Commune: A Social Experiment by Java Davis is the story of an apple commune owned by Maureen Doyle – Momo to her friends and family. After her successful years at Wharton School of Business, Momo won the lottery and bought an apple farm. She envisioned a successful apple commune with workers who could move in for room and board. What she didn’t expect is how expensive and laborious it is, and the contradictory group of wanderers who end up there aren’t really anyone’s ideal workers.
Davis’s writing style is undemanding and this contributes to the story’s fast pace. There’s not much dialogue in Commune, particularly in the beginning chapters, and some readers might find this somewhat off putting. However, I feel that the existing dialogue is enough and the straightforward narrative sufficiently compensates this part. The story and the ensemble of characters are the ones that hold the complexities of the story; dedication, love, honesty, pessimism, faithlessness, indolence. The emotional roller-coaster keeps Commune buzzing with depressing yet funny situations at the same time.
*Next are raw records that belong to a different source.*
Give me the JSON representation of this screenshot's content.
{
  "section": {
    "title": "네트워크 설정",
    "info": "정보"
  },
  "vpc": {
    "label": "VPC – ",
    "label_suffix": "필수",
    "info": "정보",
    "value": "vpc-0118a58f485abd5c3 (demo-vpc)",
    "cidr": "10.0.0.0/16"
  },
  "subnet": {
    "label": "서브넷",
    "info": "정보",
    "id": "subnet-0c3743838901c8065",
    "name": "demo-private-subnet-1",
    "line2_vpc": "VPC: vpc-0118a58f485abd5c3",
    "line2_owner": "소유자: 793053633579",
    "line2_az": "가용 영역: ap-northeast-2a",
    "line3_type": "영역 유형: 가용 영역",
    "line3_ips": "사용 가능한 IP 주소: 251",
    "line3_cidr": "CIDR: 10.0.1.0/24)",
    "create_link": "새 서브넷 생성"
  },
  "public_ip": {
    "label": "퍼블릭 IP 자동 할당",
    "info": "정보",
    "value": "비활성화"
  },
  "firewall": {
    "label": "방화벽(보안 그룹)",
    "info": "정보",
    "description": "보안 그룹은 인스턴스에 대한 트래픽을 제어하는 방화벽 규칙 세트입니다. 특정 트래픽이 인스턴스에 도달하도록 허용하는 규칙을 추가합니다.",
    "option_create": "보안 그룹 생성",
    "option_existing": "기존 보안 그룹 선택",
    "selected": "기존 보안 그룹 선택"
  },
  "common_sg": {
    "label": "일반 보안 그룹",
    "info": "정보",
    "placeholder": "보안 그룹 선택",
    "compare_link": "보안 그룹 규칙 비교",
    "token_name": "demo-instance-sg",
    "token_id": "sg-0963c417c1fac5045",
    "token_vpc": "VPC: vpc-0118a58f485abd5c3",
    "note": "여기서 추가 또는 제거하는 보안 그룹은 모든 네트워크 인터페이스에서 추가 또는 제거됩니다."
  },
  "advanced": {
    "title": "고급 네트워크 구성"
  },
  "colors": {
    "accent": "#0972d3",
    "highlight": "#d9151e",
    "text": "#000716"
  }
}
My sympathy largely goes to Momo. All her hard work seems unrewarded for the most part. Her determination to keep the apple business going is admirable, but her naivety is a major hurdle. Having an unhappy professional chef, a pair of pot-growing/selling twins, a musician and his girlfriend, an insomniac, and other undesirable characters definitely does not guarantee a successful commune. My only peeve is that some characters have better karmas than the ones that really deserve it. Overall, this is a quick and quirky read.